Start of Source information
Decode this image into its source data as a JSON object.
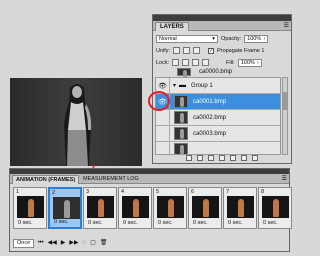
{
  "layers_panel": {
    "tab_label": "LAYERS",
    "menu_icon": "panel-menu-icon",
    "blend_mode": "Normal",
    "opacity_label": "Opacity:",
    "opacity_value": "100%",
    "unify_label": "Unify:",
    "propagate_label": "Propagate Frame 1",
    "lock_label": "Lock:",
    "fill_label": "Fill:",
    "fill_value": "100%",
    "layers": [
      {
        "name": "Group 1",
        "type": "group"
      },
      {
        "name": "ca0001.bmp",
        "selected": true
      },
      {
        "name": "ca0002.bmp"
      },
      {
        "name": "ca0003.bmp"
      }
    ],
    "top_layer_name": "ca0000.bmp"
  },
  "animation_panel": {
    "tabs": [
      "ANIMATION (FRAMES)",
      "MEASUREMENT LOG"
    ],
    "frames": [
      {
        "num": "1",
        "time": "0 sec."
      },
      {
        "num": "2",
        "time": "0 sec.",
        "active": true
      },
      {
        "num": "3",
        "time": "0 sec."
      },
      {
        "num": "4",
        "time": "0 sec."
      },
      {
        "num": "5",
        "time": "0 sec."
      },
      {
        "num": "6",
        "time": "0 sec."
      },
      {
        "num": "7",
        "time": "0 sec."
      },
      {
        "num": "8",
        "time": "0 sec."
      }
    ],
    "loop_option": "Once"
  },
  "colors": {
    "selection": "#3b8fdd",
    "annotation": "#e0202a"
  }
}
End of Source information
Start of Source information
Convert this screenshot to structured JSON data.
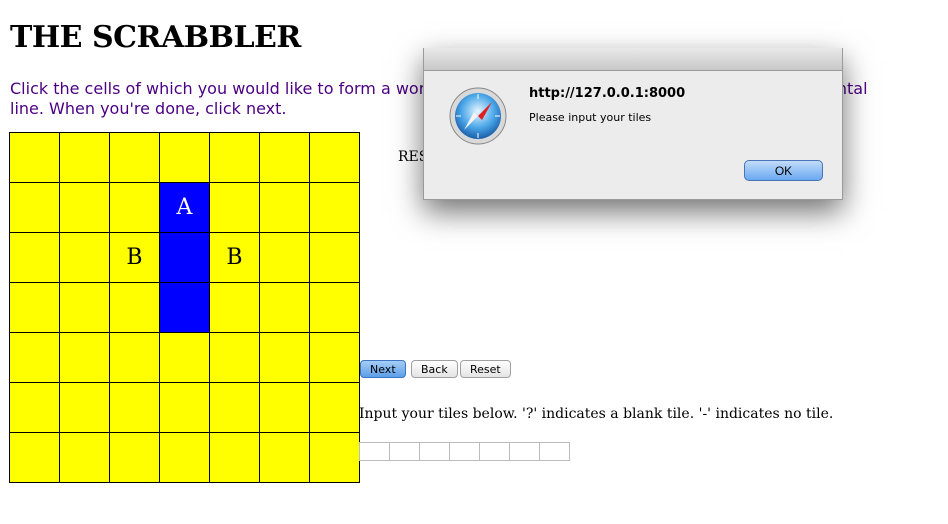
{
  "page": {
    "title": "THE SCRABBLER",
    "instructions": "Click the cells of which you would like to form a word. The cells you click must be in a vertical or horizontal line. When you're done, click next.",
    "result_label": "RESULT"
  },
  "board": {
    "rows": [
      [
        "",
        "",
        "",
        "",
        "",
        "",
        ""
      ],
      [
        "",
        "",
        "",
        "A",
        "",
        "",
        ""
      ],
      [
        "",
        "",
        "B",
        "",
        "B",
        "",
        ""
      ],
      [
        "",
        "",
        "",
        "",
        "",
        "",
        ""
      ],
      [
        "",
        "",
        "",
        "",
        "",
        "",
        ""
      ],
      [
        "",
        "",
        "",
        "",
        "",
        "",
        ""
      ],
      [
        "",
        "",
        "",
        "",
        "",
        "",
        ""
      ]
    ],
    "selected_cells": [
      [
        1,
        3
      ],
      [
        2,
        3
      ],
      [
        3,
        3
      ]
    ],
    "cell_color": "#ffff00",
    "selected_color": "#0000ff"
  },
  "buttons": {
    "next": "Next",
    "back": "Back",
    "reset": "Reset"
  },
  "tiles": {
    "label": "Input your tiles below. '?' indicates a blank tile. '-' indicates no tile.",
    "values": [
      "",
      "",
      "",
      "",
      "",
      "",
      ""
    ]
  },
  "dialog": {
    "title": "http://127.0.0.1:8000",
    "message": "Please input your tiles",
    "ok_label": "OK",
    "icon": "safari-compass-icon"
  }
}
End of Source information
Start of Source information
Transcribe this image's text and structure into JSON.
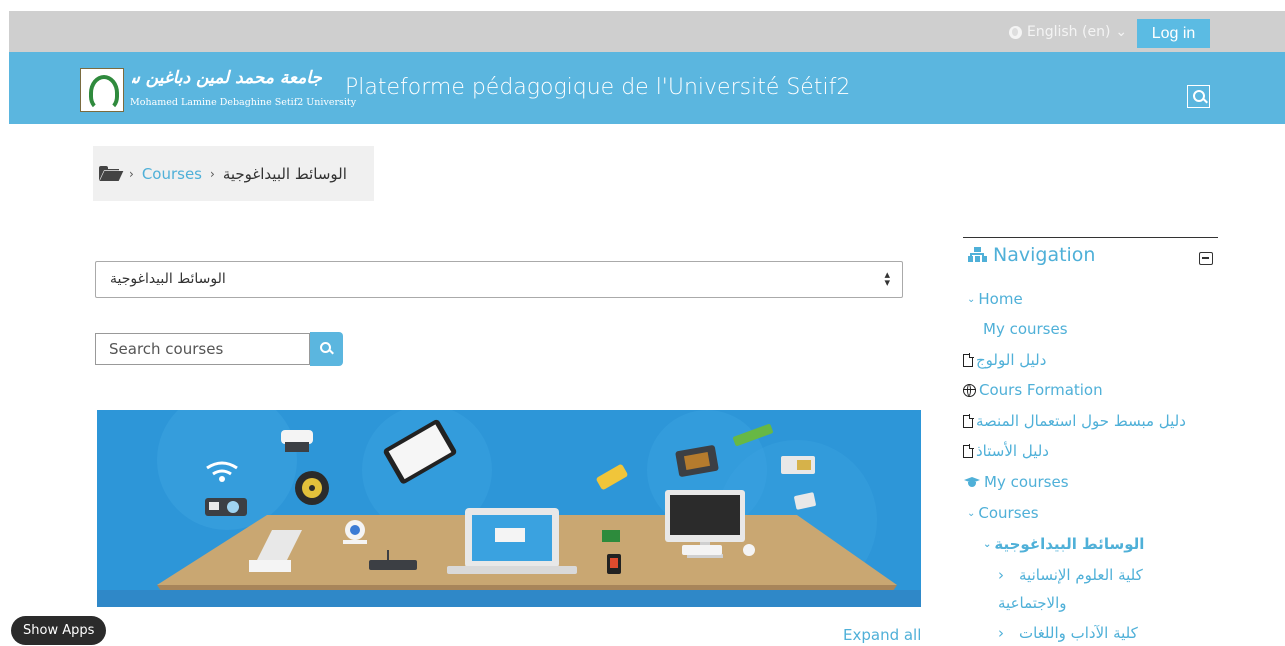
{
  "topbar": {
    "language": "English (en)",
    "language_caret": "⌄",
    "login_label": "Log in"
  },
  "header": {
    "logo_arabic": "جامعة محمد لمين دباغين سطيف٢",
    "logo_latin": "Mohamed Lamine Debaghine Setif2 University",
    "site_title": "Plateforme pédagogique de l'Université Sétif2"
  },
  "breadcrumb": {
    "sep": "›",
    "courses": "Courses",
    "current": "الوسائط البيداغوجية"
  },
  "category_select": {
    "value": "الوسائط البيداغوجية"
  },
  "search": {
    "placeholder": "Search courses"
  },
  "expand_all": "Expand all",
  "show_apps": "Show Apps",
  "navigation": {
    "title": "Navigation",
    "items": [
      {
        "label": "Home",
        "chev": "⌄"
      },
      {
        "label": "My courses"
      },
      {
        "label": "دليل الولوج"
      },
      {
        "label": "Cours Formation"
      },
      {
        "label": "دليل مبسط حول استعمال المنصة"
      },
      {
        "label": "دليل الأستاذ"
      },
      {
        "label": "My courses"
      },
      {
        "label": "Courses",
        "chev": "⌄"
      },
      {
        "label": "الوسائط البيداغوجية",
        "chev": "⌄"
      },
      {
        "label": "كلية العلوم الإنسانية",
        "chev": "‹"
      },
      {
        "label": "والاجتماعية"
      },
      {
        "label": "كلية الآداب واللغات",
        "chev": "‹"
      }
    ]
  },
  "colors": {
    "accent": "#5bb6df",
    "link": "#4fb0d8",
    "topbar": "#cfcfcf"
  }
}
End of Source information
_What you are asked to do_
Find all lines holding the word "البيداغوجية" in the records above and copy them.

_Your solution_
    "current": "الوسائط البيداغوجية"
    "value": "الوسائط البيداغوجية"
        "label": "الوسائط البيداغوجية",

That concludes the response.